MGM Resorts International signed a sports betting sponsorship agreement with the NBA in July It was the first professional sports league to have official ties with a legal sports betting house. The deal came just two months after the U.S. Supreme Court overturned a law prohibiting sports betting in most states. In October, MGM became the first gaming company to sign a sports betting partnership with the NHL. In November, MGM became the first gaming company to sign a sports betting partnership with the MLB. Financial terms of Tuesday’s deal and earlier partnerships have not been announced.
Faraday puts Las Vegas land on the market

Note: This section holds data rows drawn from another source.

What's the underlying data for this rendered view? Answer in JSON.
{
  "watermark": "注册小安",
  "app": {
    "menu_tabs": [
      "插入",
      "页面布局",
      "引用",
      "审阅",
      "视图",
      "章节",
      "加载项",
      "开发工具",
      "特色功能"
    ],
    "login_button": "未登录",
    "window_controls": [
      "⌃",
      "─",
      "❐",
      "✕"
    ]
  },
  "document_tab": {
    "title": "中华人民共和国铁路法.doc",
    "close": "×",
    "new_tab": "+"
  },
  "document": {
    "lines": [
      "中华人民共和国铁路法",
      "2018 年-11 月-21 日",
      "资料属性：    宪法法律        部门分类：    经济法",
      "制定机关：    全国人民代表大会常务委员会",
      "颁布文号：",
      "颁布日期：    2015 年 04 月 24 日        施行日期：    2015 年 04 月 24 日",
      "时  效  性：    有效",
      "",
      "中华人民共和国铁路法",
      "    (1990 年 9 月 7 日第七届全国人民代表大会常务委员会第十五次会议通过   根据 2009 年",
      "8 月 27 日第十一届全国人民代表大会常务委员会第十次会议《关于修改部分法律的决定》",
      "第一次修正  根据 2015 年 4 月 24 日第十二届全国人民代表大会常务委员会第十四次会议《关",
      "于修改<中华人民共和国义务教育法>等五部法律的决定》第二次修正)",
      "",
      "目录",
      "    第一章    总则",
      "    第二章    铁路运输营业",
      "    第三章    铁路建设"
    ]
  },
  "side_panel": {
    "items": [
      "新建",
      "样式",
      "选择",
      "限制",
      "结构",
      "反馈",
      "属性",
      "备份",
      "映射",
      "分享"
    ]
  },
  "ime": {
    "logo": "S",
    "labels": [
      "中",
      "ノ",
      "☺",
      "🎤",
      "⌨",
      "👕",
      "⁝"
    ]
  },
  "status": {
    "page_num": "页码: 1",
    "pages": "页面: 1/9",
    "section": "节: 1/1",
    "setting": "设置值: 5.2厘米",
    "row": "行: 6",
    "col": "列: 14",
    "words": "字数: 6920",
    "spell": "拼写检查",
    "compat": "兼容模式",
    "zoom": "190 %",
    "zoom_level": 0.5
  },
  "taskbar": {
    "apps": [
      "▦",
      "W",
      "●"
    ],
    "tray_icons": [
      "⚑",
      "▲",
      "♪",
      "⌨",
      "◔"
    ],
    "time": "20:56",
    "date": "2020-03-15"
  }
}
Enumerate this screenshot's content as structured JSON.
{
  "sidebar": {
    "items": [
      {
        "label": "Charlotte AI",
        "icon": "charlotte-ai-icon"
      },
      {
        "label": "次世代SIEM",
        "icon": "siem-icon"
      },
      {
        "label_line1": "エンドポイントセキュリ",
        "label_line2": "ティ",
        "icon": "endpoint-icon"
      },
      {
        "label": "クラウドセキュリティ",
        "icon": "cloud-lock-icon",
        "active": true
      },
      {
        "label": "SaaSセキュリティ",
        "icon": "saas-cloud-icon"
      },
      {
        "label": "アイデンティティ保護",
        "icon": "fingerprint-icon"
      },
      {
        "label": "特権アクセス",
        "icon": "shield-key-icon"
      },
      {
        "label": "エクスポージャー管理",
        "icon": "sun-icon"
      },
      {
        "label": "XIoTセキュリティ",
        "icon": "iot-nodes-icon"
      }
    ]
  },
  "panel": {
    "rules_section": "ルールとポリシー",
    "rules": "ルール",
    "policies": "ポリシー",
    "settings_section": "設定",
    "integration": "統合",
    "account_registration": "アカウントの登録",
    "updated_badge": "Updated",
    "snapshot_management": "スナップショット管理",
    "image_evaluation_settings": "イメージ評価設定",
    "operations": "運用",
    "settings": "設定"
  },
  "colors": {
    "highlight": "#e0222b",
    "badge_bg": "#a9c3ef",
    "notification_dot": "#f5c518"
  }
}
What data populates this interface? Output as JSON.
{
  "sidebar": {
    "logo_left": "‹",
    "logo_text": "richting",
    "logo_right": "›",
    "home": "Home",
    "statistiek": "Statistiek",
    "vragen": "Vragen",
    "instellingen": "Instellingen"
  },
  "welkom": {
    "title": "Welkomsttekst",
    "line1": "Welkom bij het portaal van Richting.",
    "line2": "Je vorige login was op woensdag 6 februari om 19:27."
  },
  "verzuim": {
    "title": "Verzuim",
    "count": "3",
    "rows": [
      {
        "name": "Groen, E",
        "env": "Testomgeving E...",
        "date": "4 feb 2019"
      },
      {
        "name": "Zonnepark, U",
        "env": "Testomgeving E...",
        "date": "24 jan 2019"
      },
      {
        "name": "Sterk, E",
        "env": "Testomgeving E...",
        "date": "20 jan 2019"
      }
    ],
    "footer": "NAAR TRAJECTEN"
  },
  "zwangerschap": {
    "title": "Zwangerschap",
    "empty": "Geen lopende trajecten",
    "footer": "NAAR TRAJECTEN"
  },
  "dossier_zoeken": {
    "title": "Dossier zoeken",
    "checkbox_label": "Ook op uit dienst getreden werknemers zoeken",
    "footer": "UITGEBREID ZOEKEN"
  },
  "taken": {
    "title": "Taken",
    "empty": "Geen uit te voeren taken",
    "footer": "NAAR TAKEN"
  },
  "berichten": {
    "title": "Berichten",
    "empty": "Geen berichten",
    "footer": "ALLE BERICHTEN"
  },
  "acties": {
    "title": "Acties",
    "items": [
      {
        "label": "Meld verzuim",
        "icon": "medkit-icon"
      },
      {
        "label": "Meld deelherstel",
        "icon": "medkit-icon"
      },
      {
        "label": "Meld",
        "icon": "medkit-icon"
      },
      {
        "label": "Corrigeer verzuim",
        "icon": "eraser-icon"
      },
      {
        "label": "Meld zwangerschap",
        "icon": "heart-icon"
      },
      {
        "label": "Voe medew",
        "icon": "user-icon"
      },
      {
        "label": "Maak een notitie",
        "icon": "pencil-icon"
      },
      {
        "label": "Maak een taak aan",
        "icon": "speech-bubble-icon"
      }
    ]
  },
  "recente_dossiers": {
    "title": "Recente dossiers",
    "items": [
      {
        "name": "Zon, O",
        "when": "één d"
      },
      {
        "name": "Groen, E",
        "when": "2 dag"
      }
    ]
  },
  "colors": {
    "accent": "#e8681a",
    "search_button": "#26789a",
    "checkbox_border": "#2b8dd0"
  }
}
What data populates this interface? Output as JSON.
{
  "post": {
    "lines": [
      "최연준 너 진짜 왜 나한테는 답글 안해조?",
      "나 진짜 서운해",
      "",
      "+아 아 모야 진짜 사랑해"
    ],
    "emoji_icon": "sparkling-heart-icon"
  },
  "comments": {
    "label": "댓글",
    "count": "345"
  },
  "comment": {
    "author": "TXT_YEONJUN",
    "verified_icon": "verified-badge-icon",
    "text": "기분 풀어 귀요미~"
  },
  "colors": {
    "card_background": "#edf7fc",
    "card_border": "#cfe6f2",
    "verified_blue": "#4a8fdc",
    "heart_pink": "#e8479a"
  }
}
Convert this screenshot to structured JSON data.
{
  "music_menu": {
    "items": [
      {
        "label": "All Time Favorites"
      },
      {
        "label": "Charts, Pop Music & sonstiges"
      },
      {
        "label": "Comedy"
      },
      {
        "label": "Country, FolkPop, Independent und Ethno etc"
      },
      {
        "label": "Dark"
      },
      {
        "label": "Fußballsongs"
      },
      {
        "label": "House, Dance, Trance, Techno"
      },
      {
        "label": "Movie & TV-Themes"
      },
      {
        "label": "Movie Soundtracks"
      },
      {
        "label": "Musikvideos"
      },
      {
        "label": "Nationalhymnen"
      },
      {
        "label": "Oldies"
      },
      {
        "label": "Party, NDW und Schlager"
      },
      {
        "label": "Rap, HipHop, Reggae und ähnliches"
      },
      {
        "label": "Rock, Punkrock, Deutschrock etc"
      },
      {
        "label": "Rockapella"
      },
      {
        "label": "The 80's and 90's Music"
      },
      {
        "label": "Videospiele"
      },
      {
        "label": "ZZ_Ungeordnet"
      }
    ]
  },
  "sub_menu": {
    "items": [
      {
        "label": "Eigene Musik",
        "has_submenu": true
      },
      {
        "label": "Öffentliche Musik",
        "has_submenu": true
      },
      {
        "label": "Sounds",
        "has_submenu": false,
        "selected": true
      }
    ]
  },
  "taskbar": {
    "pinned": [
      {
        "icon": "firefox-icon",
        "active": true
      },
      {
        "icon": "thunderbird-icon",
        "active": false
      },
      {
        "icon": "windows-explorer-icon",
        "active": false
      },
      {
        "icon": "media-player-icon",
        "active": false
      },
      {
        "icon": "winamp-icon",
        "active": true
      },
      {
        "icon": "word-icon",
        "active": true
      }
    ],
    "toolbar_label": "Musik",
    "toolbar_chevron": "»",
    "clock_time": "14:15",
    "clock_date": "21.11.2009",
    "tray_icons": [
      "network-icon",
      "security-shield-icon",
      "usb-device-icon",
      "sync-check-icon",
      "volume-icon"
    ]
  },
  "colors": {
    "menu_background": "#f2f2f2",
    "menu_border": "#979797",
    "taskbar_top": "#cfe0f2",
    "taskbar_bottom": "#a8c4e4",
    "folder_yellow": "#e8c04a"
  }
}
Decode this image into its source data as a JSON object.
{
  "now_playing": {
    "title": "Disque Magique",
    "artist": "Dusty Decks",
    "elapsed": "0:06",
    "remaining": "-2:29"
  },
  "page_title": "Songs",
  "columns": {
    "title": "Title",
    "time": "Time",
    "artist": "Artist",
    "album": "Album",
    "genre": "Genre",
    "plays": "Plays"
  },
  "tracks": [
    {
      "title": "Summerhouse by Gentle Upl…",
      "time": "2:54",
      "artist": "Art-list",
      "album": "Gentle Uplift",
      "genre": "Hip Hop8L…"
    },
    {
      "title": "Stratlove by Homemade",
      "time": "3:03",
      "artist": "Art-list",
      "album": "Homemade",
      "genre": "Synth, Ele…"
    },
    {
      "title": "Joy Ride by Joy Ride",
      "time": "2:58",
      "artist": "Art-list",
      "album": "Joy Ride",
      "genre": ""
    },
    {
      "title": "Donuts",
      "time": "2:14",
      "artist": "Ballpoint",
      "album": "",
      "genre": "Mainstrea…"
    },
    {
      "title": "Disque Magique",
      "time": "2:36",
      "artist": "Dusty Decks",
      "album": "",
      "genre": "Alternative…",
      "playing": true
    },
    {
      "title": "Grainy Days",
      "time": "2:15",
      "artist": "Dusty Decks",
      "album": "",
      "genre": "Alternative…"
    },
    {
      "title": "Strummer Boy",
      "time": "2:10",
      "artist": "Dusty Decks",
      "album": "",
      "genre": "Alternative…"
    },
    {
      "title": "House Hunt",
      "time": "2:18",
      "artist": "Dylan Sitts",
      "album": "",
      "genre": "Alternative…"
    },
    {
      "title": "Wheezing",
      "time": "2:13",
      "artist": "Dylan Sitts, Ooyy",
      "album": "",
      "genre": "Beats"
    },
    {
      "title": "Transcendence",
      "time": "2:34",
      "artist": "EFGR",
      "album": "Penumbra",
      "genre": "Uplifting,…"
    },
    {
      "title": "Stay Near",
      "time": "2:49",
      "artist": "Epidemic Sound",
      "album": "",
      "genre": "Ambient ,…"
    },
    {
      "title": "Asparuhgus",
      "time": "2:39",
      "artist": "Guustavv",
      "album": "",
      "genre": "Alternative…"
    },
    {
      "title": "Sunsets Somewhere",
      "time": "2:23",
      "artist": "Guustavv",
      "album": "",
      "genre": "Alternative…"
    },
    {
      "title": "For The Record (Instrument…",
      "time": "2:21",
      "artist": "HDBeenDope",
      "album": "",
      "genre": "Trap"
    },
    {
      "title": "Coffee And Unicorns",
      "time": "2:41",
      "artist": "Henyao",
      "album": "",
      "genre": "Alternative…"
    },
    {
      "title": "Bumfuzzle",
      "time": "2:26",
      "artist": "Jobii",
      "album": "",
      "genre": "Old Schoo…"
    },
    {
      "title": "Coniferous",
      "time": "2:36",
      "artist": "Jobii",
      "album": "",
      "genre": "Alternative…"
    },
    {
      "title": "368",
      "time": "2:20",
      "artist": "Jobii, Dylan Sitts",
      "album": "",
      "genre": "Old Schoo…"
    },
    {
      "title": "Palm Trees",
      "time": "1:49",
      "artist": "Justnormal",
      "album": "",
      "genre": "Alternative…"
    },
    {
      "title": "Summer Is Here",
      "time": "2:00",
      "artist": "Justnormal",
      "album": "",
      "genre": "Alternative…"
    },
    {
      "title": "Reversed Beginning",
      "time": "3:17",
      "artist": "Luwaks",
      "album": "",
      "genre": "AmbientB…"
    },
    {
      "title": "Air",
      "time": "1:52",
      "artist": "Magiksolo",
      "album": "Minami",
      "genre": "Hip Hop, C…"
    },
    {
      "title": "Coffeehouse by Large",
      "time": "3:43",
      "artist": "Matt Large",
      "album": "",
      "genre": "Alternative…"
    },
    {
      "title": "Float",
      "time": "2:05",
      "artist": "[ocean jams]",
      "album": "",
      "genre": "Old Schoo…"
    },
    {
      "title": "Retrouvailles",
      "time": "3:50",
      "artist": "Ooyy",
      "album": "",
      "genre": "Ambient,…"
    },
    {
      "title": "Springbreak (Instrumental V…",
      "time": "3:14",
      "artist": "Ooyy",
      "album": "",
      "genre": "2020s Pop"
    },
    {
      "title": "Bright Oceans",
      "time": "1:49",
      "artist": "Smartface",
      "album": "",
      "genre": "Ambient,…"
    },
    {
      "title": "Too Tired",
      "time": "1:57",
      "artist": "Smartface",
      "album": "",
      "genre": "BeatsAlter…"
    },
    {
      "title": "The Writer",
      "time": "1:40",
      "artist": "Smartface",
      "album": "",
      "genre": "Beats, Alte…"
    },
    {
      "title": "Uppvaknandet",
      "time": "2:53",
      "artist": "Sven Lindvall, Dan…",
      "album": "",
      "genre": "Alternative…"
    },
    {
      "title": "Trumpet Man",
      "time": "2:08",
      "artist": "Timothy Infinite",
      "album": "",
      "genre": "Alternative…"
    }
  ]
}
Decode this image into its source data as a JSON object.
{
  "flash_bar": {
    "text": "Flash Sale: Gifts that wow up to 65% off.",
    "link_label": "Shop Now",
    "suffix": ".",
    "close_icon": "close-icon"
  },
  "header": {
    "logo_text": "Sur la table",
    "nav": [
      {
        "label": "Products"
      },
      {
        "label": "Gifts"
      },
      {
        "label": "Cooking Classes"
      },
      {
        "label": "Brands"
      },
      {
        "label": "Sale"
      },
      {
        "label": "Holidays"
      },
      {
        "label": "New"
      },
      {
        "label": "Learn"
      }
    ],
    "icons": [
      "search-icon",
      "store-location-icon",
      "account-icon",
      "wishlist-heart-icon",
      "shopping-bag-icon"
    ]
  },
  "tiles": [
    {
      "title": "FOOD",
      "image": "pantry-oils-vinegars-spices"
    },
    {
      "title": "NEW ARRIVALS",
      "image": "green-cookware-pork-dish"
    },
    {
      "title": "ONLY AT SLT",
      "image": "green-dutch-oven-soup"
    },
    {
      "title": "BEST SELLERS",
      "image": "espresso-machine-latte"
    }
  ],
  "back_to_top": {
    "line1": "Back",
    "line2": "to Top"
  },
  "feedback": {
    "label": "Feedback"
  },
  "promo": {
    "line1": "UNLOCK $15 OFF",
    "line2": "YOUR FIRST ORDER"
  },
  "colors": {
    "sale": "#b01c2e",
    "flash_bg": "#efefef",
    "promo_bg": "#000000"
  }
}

Nearly two years after Faraday Future bailed on its North Las Vegas auto factory, the company has put its land up for sale. (Michael Quine/Las Vegas Review-Journal)
El Cortez owner Kenny Epstein on running the iconic property
Kenny Epstein, owner of the El Cortez Hotel in downtown Las Vegas, talks about Jackie Gaughan mentorship and answers rumors about bodies in the basement at the mob-era casino. (K.M. Cannon/Las Vegas Review-Journal) @KMCannonPhoto
LVCVA recommends construction of underground people mover
The Las Vegas Convention and Visitors Authority announced the recommendation for an underground people mover for the convention center. The system would have the potential to expand and connect Downtown and the resort corridor all the way to McCarran. (Michael Quine/ Las Vegas Review-Journal)
THE LATEST
Caesars new CEO appears to be in for the long term

Based on the terms of Tony Rodio’s employment agreement disclosed in a Securities and Exchange Commission filing, he appears to be in for the long term with a $1.5 million annual salary, prospective bonus payments of $3 million, as well as a $3 million buyout clause. This doesn’t look like the pathway to a quickee company sale.